A last word: when will you see your favorite brands in Chinese marketplaces?

Detroit, Michigan — One of the more impressive brand statements I’ve seen was held for 3,000 participants at Detroit’s COBO. From vendors to Alibaba employees to credentialed media, I was impressed by what I observed.

Walk around and you’ll see examples of retailers like Stadium Goods, who are strong advocates for Alibaba’s marketplace model. Then there were (very) small business owners who were less sophisticated than what you’d imagine, selling trinkets and cookies and their own version of coffee. This was all meant to represent Jack Ma’s commitment to the little guy.

There were well-designed booths dedicated to discussing government policy and informational breakouts. There were even three dimensional data-visualizations peppered throughout the conference room floor, on display to help you understand a bit of what’s at stake here.
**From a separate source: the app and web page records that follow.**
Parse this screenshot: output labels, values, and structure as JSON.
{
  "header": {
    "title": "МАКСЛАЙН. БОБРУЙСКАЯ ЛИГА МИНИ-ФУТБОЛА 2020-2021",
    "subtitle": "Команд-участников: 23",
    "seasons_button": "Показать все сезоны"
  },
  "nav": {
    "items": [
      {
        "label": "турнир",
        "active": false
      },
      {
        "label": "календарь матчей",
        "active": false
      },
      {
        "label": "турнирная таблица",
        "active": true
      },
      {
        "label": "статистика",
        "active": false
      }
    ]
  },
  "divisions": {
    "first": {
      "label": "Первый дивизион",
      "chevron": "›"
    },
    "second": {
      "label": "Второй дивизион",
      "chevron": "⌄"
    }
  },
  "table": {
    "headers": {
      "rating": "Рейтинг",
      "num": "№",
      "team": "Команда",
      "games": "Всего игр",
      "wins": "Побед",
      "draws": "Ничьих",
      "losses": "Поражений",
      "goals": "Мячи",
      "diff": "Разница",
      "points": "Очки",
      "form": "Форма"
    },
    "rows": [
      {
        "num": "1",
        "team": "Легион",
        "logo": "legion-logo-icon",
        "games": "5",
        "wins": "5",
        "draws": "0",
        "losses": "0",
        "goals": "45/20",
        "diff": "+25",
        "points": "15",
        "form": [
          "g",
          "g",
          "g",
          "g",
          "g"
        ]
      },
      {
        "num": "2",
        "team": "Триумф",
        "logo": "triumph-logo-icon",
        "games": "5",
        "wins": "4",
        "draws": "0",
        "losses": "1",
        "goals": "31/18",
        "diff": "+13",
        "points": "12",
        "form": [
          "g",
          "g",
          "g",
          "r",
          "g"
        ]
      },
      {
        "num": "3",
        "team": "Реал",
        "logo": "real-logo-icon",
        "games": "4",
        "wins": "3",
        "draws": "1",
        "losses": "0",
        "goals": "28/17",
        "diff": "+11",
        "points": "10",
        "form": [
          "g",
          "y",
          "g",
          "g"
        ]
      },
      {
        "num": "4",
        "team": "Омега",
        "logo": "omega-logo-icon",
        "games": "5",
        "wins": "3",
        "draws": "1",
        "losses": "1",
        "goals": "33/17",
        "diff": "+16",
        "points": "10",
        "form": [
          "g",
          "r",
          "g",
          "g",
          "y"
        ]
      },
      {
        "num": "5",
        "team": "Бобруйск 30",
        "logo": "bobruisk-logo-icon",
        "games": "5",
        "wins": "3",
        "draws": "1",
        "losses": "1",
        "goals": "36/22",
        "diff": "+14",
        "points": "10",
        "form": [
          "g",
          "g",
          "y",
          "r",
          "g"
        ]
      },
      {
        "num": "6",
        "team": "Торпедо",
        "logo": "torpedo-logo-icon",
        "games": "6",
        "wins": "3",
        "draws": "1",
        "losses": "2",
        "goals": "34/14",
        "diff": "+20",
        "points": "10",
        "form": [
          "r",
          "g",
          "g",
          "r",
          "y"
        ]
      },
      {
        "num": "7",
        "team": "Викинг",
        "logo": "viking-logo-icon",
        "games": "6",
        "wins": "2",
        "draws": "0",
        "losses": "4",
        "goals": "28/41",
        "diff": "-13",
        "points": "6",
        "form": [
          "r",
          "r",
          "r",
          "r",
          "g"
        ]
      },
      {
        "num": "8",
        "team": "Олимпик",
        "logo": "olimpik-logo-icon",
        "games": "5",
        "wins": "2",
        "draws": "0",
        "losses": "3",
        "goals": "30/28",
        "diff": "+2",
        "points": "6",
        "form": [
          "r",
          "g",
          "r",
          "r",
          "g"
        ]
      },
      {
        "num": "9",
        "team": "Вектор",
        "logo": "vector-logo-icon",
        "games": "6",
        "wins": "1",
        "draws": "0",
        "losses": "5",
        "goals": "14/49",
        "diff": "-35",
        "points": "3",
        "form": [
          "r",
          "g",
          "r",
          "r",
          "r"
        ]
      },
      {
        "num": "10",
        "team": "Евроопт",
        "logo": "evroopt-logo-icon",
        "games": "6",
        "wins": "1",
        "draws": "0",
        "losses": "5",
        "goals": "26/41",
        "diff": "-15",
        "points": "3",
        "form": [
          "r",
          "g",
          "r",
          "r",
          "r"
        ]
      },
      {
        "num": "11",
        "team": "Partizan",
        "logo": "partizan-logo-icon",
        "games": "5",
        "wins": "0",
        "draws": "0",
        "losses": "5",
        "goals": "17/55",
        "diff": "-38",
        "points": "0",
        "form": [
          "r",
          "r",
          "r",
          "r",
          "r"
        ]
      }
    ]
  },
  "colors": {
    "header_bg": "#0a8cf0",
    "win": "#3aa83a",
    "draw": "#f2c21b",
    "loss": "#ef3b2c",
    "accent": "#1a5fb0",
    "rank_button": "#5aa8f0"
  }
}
Alibaba, a company whose entire mission is to make it easy to do business anywhere struck me as a contrast to Amazon’s reputation for being hard on brands with seasonal product lines.

When you hear about Amazon, “customer” is the Amazon Prime member who receives the package. For Alibaba, consumers are clearly important but the “customer” in Ma’s eyes is the small business owner.
There will come a time when brands must invest in a quickly approaching economy. Unfortunately for many of us, the eCommerce economy often devalues brand equity while holding ease of discovery and < 72 hour fulfillment as the new benchmark for brands – big and small. By 2020, the easier your brand is to find across digital channels, the more likely the business is to thrive.
I’m convinced that the majority of savvy brands will pursue a diversity of channels, with Alibaba and Amazon at the core of their seven point strategies. This may mean reallocating inventory from brick and mortar retailer distribution for some teams and it may also means hiring eCommerce executives that will be prepared to operate with platform flexibility while maintaining brand standards.
I left Detroit convinced that American retailers will be of Jack Ma’s finest customers and that there will be a lot of brand overlap between the two platforms. As Facebook and Google’s product search economy is cannibalized (stateside) by Amazon’s fast-growing search product, delaying an Amazon and Alibaba strategy may be akin to grasping to the nostalgia of your Blu-ray DVD collection.
I discussed this and more with Yukon Huang, PhD and China’s CGTN network here.

See more of the issue here.